Your answer should be the entries below, reproduced character for character.

·····

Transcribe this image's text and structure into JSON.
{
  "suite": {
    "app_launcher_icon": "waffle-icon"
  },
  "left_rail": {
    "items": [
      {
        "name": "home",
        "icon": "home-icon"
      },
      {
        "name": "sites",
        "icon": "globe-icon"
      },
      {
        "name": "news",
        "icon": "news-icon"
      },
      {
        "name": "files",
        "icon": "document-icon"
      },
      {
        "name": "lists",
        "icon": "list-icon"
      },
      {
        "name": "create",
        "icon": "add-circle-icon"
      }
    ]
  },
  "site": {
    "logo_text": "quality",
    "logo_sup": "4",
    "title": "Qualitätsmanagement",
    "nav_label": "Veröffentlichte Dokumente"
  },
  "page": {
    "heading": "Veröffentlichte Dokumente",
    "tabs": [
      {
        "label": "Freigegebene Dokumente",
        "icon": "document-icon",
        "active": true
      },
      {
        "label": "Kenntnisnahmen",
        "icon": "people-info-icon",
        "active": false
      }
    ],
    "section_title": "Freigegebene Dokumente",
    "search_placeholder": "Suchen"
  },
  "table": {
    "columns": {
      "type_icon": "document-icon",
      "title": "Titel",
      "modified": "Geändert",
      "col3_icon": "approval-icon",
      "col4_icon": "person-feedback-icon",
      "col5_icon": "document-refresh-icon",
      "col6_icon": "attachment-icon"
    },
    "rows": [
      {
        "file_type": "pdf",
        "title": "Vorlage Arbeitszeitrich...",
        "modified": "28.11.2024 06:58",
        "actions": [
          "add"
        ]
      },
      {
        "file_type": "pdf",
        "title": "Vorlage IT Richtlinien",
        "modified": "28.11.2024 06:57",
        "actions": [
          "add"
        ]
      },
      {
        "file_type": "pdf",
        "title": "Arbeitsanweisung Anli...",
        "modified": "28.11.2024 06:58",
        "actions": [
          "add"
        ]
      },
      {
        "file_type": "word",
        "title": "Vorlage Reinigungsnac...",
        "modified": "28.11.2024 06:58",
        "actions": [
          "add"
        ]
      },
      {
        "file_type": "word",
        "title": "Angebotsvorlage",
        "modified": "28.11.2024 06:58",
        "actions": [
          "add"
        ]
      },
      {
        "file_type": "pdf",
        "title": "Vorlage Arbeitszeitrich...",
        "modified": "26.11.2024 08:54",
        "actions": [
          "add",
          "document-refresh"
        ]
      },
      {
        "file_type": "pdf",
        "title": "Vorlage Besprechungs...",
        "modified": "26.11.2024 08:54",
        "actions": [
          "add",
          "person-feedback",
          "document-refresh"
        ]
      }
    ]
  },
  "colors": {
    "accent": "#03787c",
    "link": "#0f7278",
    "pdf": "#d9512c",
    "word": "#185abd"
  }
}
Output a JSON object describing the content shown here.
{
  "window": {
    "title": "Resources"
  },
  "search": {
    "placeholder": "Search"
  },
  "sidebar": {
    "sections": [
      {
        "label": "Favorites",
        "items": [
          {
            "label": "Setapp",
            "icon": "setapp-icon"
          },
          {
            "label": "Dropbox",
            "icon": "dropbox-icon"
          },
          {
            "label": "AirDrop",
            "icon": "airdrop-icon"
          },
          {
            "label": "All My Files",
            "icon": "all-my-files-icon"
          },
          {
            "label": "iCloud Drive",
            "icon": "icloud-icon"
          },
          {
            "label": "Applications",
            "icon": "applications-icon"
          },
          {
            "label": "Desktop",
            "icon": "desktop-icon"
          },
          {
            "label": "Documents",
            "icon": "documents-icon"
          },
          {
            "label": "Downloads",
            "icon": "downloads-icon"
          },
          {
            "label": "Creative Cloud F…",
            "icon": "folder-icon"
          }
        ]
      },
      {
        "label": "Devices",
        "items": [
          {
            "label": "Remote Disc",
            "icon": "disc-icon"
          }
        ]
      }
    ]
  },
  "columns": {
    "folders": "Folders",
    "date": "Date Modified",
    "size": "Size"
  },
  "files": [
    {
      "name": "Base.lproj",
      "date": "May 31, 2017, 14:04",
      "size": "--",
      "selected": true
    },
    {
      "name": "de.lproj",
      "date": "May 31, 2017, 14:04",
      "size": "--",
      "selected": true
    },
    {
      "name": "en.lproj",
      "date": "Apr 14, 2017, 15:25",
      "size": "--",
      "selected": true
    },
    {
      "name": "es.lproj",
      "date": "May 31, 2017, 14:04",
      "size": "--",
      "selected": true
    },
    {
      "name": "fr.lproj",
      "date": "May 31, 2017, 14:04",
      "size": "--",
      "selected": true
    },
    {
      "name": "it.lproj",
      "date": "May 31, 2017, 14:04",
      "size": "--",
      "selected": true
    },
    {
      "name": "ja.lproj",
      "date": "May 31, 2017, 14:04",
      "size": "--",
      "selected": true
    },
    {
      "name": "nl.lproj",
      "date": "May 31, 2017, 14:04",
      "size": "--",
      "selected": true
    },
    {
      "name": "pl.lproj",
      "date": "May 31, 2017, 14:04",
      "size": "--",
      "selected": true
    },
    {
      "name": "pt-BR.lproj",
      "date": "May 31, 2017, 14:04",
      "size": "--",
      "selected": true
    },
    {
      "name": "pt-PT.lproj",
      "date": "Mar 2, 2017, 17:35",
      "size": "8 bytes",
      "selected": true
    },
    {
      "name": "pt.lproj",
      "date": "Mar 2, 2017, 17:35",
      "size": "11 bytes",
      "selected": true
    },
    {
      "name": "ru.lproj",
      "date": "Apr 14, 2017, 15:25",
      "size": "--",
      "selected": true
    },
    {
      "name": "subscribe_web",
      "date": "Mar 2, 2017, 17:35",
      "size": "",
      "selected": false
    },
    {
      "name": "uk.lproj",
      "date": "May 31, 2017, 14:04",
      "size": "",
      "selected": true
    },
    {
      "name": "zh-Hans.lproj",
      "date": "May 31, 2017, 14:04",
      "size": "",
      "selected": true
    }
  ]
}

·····

Answer section:
Transcribe this image's text and structure into JSON.
{
  "suite": {
    "app_launcher_icon": "waffle-icon"
  },
  "left_rail": {
    "items": [
      {
        "name": "home",
        "icon": "home-icon"
      },
      {
        "name": "sites",
        "icon": "globe-icon"
      },
      {
        "name": "news",
        "icon": "news-icon"
      },
      {
        "name": "files",
        "icon": "document-icon"
      },
      {
        "name": "lists",
        "icon": "list-icon"
      },
      {
        "name": "create",
        "icon": "add-circle-icon"
      }
    ]
  },
  "site": {
    "logo_text": "quality",
    "logo_sup": "4",
    "title": "Qualitätsmanagement",
    "nav_label": "Veröffentlichte Dokumente"
  },
  "page": {
    "heading": "Veröffentlichte Dokumente",
    "tabs": [
      {
        "label": "Freigegebene Dokumente",
        "icon": "document-icon",
        "active": true
      },
      {
        "label": "Kenntnisnahmen",
        "icon": "people-info-icon",
        "active": false
      }
    ],
    "section_title": "Freigegebene Dokumente",
    "search_placeholder": "Suchen"
  },
  "table": {
    "columns": {
      "type_icon": "document-icon",
      "title": "Titel",
      "modified": "Geändert",
      "col3_icon": "approval-icon",
      "col4_icon": "person-feedback-icon",
      "col5_icon": "document-refresh-icon",
      "col6_icon": "attachment-icon"
    },
    "rows": [
      {
        "file_type": "pdf",
        "title": "Vorlage Arbeitszeitrich...",
        "modified": "28.11.2024 06:58",
        "actions": [
          "add"
        ]
      },
      {
        "file_type": "pdf",
        "title": "Vorlage IT Richtlinien",
        "modified": "28.11.2024 06:57",
        "actions": [
          "add"
        ]
      },
      {
        "file_type": "pdf",
        "title": "Arbeitsanweisung Anli...",
        "modified": "28.11.2024 06:58",
        "actions": [
          "add"
        ]
      },
      {
        "file_type": "word",
        "title": "Vorlage Reinigungsnac...",
        "modified": "28.11.2024 06:58",
        "actions": [
          "add"
        ]
      },
      {
        "file_type": "word",
        "title": "Angebotsvorlage",
        "modified": "28.11.2024 06:58",
        "actions": [
          "add"
        ]
      },
      {
        "file_type": "pdf",
        "title": "Vorlage Arbeitszeitrich...",
        "modified": "26.11.2024 08:54",
        "actions": [
          "add",
          "document-refresh"
        ]
      },
      {
        "file_type": "pdf",
        "title": "Vorlage Besprechungs...",
        "modified": "26.11.2024 08:54",
        "actions": [
          "add",
          "person-feedback",
          "document-refresh"
        ]
      }
    ]
  },
  "colors": {
    "accent": "#03787c",
    "link": "#0f7278",
    "pdf": "#d9512c",
    "word": "#185abd"
  }
}
Output a JSON object describing the content shown here.
{
  "window": {
    "title": "Resources"
  },
  "search": {
    "placeholder": "Search"
  },
  "sidebar": {
    "sections": [
      {
        "label": "Favorites",
        "items": [
          {
            "label": "Setapp",
            "icon": "setapp-icon"
          },
          {
            "label": "Dropbox",
            "icon": "dropbox-icon"
          },
          {
            "label": "AirDrop",
            "icon": "airdrop-icon"
          },
          {
            "label": "All My Files",
            "icon": "all-my-files-icon"
          },
          {
            "label": "iCloud Drive",
            "icon": "icloud-icon"
          },
          {
            "label": "Applications",
            "icon": "applications-icon"
          },
          {
            "label": "Desktop",
            "icon": "desktop-icon"
          },
          {
            "label": "Documents",
            "icon": "documents-icon"
          },
          {
            "label": "Downloads",
            "icon": "downloads-icon"
          },
          {
            "label": "Creative Cloud F…",
            "icon": "folder-icon"
          }
        ]
      },
      {
        "label": "Devices",
        "items": [
          {
            "label": "Remote Disc",
            "icon": "disc-icon"
          }
        ]
      }
    ]
  },
  "columns": {
    "folders": "Folders",
    "date": "Date Modified",
    "size": "Size"
  },
  "files": [
    {
      "name": "Base.lproj",
      "date": "May 31, 2017, 14:04",
      "size": "--",
      "selected": true
    },
    {
      "name": "de.lproj",
      "date": "May 31, 2017, 14:04",
      "size": "--",
      "selected": true
    },
    {
      "name": "en.lproj",
      "date": "Apr 14, 2017, 15:25",
      "size": "--",
      "selected": true
    },
    {
      "name": "es.lproj",
      "date": "May 31, 2017, 14:04",
      "size": "--",
      "selected": true
    },
    {
      "name": "fr.lproj",
      "date": "May 31, 2017, 14:04",
      "size": "--",
      "selected": true
    },
    {
      "name": "it.lproj",
      "date": "May 31, 2017, 14:04",
      "size": "--",
      "selected": true
    },
    {
      "name": "ja.lproj",
      "date": "May 31, 2017, 14:04",
      "size": "--",
      "selected": true
    },
    {
      "name": "nl.lproj",
      "date": "May 31, 2017, 14:04",
      "size": "--",
      "selected": true
    },
    {
      "name": "pl.lproj",
      "date": "May 31, 2017, 14:04",
      "size": "--",
      "selected": true
    },
    {
      "name": "pt-BR.lproj",
      "date": "May 31, 2017, 14:04",
      "size": "--",
      "selected": true
    },
    {
      "name": "pt-PT.lproj",
      "date": "Mar 2, 2017, 17:35",
      "size": "8 bytes",
      "selected": true
    },
    {
      "name": "pt.lproj",
      "date": "Mar 2, 2017, 17:35",
      "size": "11 bytes",
      "selected": true
    },
    {
      "name": "ru.lproj",
      "date": "Apr 14, 2017, 15:25",
      "size": "--",
      "selected": true
    },
    {
      "name": "subscribe_web",
      "date": "Mar 2, 2017, 17:35",
      "size": "",
      "selected": false
    },
    {
      "name": "uk.lproj",
      "date": "May 31, 2017, 14:04",
      "size": "",
      "selected": true
    },
    {
      "name": "zh-Hans.lproj",
      "date": "May 31, 2017, 14:04",
      "size": "",
      "selected": true
    }
  ]
}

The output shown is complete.